10 Best Female Solo Artists
These 10 best female solo artists represent a variety of genres and eras. But the one constant these women share is a drive and originality that sets them apart from the rest of the pack.
- Aretha Franklin. The Queen Of Soul deserves her title. Outside of pop, rock or folk, there is perhaps no other female solo artist as popular in the 60's, having hits like "R.E.S.P.E.C.T." She continues to deliver lyrics in a powerful and emotional way that automatically makes any song she's singing hers alone for that moment.
- Janis Joplin. She proved that white women could sing the blues and that female solo artists could rock. Hailing from working class, coastal Port Arthur, Texas, she turned her southern twang into an urgent rasp that worked just as well on slower numbers ("Mercedes Benz") and soul-rockers ("Piece Of My Heart").
- Patti Smith. A godmother of punk rock, this solo artist burst into the music world in 1975. The complex wordplay in her lyrics reflects her poet background, although her most well-known songs are covers ("Gloria" and "Because The Night") with her own added lines. With her untrained vocal style reminiscent of a rough mix of 60's girl groups and Mick Jagger, sound and feeling merge.
- Cat Power. Emerging in the mid-90's, Chan Marshall (solo artist stage name Cat Power) has gone from minimalist folk and rock to full-on soul. Her earthy, breathy, smokey singing voice manages to sound ethereal as well. It works best anchored by her own primitive, distinctive see-saw guitar or piano but also when backed by a full blues band.
- Bessie Smith. Popular in the 20's and 30's, she was one of the first female solo artist blues stars. Under her wing, the blues was fleshed out with jazzy flair. But it kept the standard themes of alcohol and double entendres. She sang in a boisterous manner with extended notes.
- Bjork. She is the best known musical solo artist export from Iceland. To call her eccentric would be an understatement. But the flamboyant make-up and costumes don't hide a lack of talent. Her voice is fragile and childlike but also coy and sexual. Some songs have angular electronica while others have a meditative pulse. She even recorded an acapella record as layered as any other. She is pure theater in musical form.
- Joan Jett. She began her musical career as a teenager in the 70's as the rhythm guitarist with The Runaways, a highly manufactured, though talented, all-girl punk band. When that band fell apart, she started a solo artist career on her own terms. While catchy as pop tunes, her music ("I Love Rock N' Roll" and "Bad Reputation" for example) is as brash as Iggy Pop before her. She shares a similar sneering vocal style with Billy Idol.

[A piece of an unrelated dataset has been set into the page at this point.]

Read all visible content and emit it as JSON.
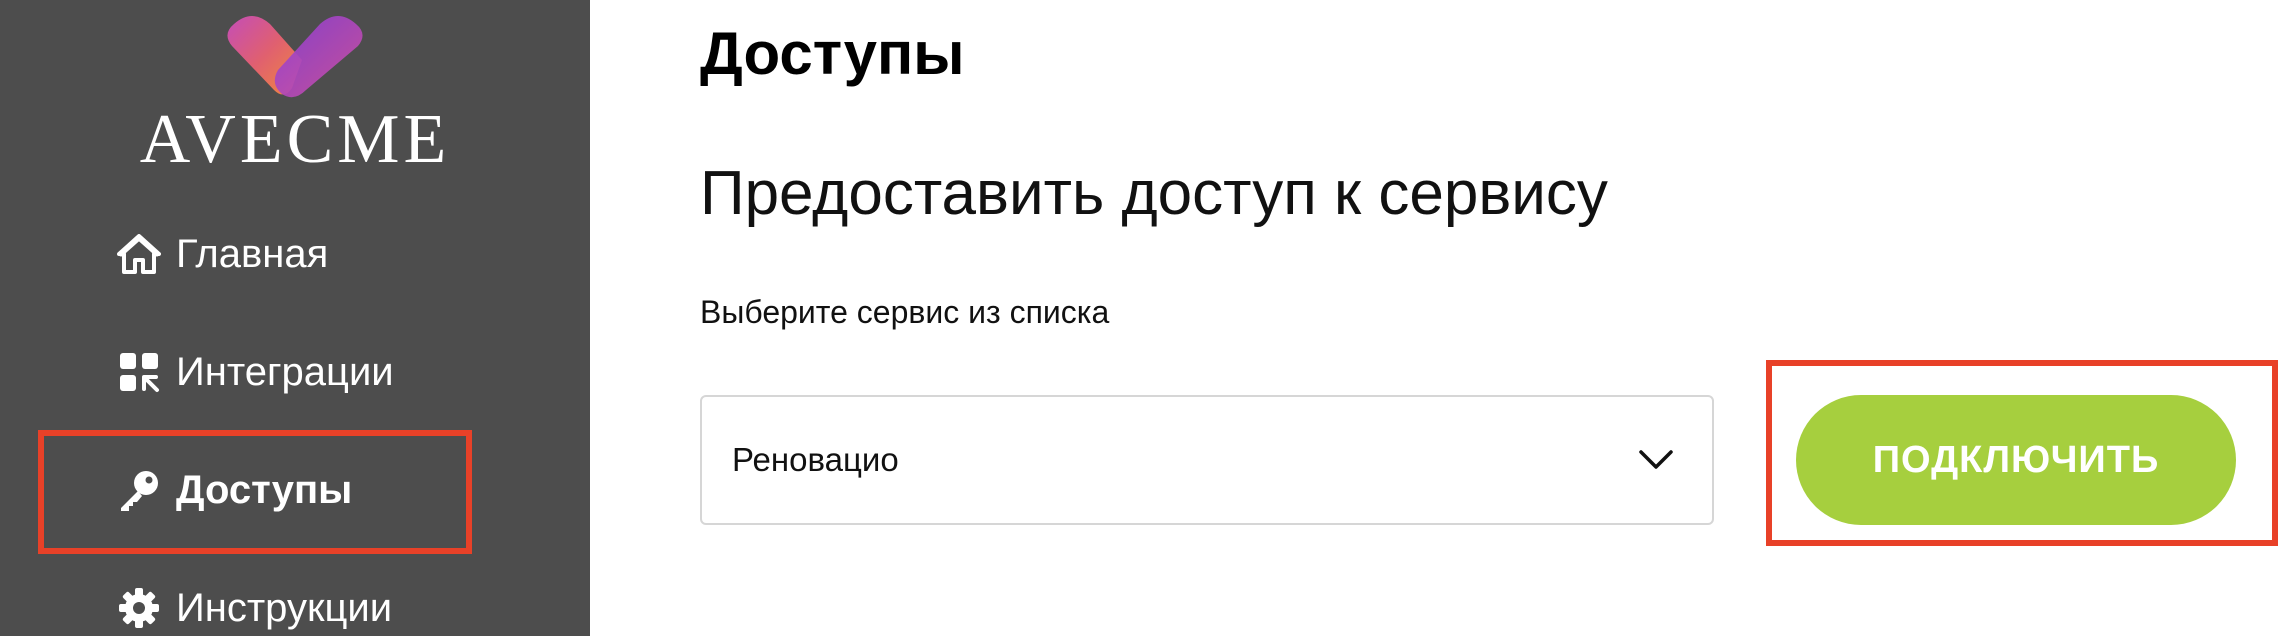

- Jenny Lewis. She's also the front-woman of Rilo Kiley. As a solo artist, her music runs from country-flavored folk-rock to the soulful side of John Lennon. She is a master at making both slow ("Melt Your Heart") and up-tempo songs ("Carpetbaggers") catchy. There's a beautiful longing in her clear, flowing vocal style that suggests there's more behind the words she's singing. This makes her like the great country singers from Hank Williams to Emmylou Harris.
- Diamanda Galas. She has a chameleon singing voice that fits many types of music from soul to operatic pieces to avant garde goth-rock. Even on her most mainstream album she sings with a demented warble about insanity, hell, murder, etc. Her fascination with the darker side of life adds the dangerousness and uneasiness to her music that makes it interesting.
- Cyndi Lauper. In the '80s, synth-pop like her's ruled. What set her apart from other solo artists was a celebration of weirdness. The oddly-shaped haircut and the full-size Barbie doll earring were part of who she was and not props. Her songs, like "Girls Just Wanna Have Fun," about teenage rebellion and "She Bop," about self-pleasure, are all sung in her expressive, bright voice. She has maintained a solo artist career of smart pop and even released a blues album in 2010.
Posted on: Dec. 20, 2010